▼

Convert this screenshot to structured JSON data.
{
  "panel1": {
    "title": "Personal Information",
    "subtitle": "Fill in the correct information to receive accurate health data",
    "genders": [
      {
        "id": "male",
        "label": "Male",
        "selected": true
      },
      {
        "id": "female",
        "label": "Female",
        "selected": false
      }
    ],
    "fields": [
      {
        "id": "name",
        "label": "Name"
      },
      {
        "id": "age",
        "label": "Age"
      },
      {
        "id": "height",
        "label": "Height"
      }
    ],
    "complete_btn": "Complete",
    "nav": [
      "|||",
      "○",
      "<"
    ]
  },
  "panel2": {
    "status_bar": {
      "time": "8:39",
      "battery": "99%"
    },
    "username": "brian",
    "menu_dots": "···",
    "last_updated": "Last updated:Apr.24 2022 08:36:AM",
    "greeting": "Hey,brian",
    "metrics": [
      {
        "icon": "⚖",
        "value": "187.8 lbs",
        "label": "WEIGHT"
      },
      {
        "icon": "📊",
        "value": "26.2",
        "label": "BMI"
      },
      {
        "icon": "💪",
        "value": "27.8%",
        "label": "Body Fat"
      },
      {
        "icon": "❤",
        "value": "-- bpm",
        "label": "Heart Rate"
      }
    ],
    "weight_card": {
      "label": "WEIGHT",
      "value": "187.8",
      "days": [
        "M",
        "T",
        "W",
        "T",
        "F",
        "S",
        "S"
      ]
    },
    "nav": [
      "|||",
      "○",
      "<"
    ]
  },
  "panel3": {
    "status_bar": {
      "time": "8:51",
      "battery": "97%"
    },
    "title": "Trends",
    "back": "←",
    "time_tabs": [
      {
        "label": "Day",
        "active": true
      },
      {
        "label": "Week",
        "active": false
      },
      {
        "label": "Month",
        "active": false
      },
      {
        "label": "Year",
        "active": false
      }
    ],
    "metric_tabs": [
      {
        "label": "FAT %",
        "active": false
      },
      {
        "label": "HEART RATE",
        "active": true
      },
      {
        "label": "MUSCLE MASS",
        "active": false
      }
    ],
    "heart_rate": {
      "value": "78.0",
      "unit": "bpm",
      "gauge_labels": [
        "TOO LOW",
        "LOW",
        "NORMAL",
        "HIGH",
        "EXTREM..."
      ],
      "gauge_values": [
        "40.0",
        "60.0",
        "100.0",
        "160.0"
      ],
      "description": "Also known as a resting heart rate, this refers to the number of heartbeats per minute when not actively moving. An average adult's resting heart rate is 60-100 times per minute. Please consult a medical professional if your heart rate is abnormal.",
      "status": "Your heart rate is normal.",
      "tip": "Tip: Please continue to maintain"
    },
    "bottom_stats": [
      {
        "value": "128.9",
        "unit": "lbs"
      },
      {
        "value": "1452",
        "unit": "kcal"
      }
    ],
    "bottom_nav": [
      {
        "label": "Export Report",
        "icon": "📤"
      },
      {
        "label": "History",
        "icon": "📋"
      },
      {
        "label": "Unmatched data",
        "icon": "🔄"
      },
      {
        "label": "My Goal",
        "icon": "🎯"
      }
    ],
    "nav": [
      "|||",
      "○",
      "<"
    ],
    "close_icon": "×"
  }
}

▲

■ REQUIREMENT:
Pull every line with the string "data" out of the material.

■ RESPONSE AREA:
Convert this screenshot to structured JSON data.
    "subtitle": "Fill in the correct information to receive accurate health data",
        "label": "Unmatched data",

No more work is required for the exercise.